    Is there a chance the item might be defective and I’m going to have to return it? I find it a lot less hassle to drive to the store and return a product than box the thing back up, wait for to pick it up and deliver it to the merchant and then wait for the replacement to be shipped out.

    Finally, I live in a state with 9.25% sales tax and it’s often less expensive to order online.

  38. VA_White says:

    @a_m_m_b:

    I am grateful that my job does not mind us getting deliveries at work at all. And they let us ship UPS using their corporate discount. My two favorite perks. The admin will even cart my parcel downstairs and leave it on my desk for me. Makes desert living much more pleasant, that’s for sure.

  39. superbmtsub says:

    The question should be more like “Is the average consumer making less in recent years?”

    We all know the big dogs are making bigger bucks than ever but what about the shrinking middle-class?

  40. good ole NYT, making up stupid angles on a slow news day.

  41. shdwsclan says:

    Well, most people that have money are stupid and dont know of this place…called the internet….they shop at retail outlets…like worst buy

  42. galatae says:

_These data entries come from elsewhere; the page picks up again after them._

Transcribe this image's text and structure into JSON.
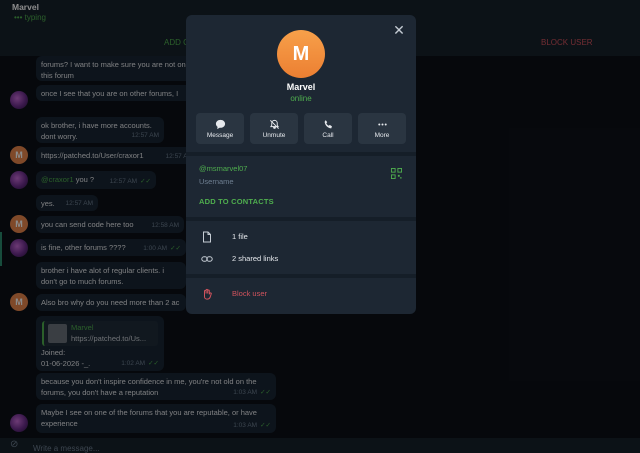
{
  "chat": {
    "title": "Marvel",
    "status": "••• typing",
    "add_contact": "ADD C",
    "block_user": "BLOCK USER",
    "composer_placeholder": "Write a message..."
  },
  "messages": [
    {
      "text": "forums? I want to make sure you are not on this forum",
      "time": ""
    },
    {
      "text": "once I see that you are on other forums, I",
      "time": ""
    },
    {
      "text": "ok brother, i have more accounts. dont worry.",
      "time": "12:57 AM"
    },
    {
      "text": "https://patched.to/User/craxor1",
      "time": "12:57 AM"
    },
    {
      "mention": "@craxor1",
      "text": " you ?",
      "time": "12:57 AM",
      "ticks": "✓✓"
    },
    {
      "text": "yes.",
      "time": "12:57 AM"
    },
    {
      "text": "you can send code here too",
      "time": "12:58 AM"
    },
    {
      "text": "is fine, other forums ????",
      "time": "1:00 AM",
      "ticks": "✓✓"
    },
    {
      "text": "brother i have alot of regular clients. i don't go to much forums.",
      "time": ""
    },
    {
      "text": "Also bro why do you need more than 2 ac",
      "time": ""
    },
    {
      "link_title": "Marvel",
      "link_url": "https://patched.to/Us...",
      "joined": "Joined:",
      "date": "01-06-2026 -_.",
      "time": "1:02 AM",
      "ticks": "✓✓"
    },
    {
      "text": "because you don't inspire confidence in me, you're not old on the forums, you don't have a reputation",
      "time": "1:03 AM",
      "ticks": "✓✓"
    },
    {
      "text": "Maybe I see on one of the forums that you are reputable, or have experience",
      "time": "1:03 AM",
      "ticks": "✓✓"
    }
  ],
  "profile": {
    "avatar_letter": "M",
    "name": "Marvel",
    "status": "online",
    "actions": [
      {
        "label": "Message",
        "icon": "message-icon"
      },
      {
        "label": "Unmute",
        "icon": "bell-off-icon"
      },
      {
        "label": "Call",
        "icon": "phone-icon"
      },
      {
        "label": "More",
        "icon": "more-icon"
      }
    ],
    "username": "@msmarvel07",
    "username_caption": "Username",
    "add_to_contacts": "ADD TO CONTACTS",
    "files": "1 file",
    "links": "2 shared links",
    "block": "Block user"
  },
  "colors": {
    "accent": "#4fae4e",
    "danger": "#d0535d",
    "avatar": "#f29444"
  }
}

    I usually shop online, but I look local to buy if the price is comparable. Dealing with shipping issues is a pain and nothing beats the experience of holding something in your hand before you buy it.


    That being said, there’s something really great about Internet commerce, especially when you live rural and don’t have access to stuff.

  43. Husker-fan says:

    I shop both ways.
    My new HDTV came from a brick and mortar store.
    My newest laptop computer, and MP-3 player were purchased online.
    I buy a lot of DVD’s and probably get about 25% of them online.

    I find searching out gifts for friends and relatives, as well as new interesting gadgets for myself, to be a little easier online.
    When I look for clothes or groceries, I tend to like the in person experience best.

    I have been buying a little less lately because my old car was replaced by a new one and the car payments and slightly higher insurance have left me with a little less discretionary income. I didn’t realize I was affecting the marketplace so much.
    I’m going to ask for a raise today so I can increase my online spending and once again fill the tubes.

  44. swphreak says:

    I’d have to say I’m a pretty loyal Amazon.com shopper. Really cheap DVDs + free shipping on orders over 25$ wins everytime. I’d love to get Amazon Prime, but I just can’t fork over the 70 bucks. I had fun using the trial twice though.

    Amazon isn’t perfect though. Some things I’ve looked at ended up being cheaper at a Best Buy or Target.

    I think my online (Amazon) shopping is pretty consistant.

  45. lyndyn29 says:

    @tigerjade: Oh, me too! It’s not the crowds for me so much as the soulless suburbian big box stores; if I can’t buy local, I’d rather buy “somebody else’s local” and get exactly the product I want from an independent or small-business online seller than drive fifty miles only to have my choices limited to Wal-Mart, Target, and Best Buy.

    Okay, yes, I am an Amazon fan. But most of my Amazon purchases are marketplace products (gee, let’s see – wait until the next time I go to Denver, two hundred miles away, for the nearest Godiva Store, or have it delivered to my doorstep next week?) I rarely buy media there; I get a better deal buying wholesale from Ingram through my workplace.

  46. Ponygirl says:

    @weave:

    I’m not picking on you, but what Circuit City are you shopping at with lines? Every Circuit City I have ever entered has been a ghost town (complete with coxial cable tumbleweeds and “No Water for 40 Miles” shelf talkers.)

  47. lawyerrobert says:

    Does this article remind anyone else of that great Yogi Berra quote, “Nobody goes there anymore; it’s too crowded.”?

    It’s a sad day when the Times stoops this low. One of the things I have often admired about the times was its intellectual honesty. I guess it’s petty of me to be put off by the NYT for this article.

    As an aside, however, I think that it is preferable to shop online for big box purchases. In terms of land use and overall efficiency, I suspect that shopping online, within certain parameters, is much “greener” than shopping at a big box. (Ignoring, of course, big box inefficiencies that feed my love for clearance aisles.)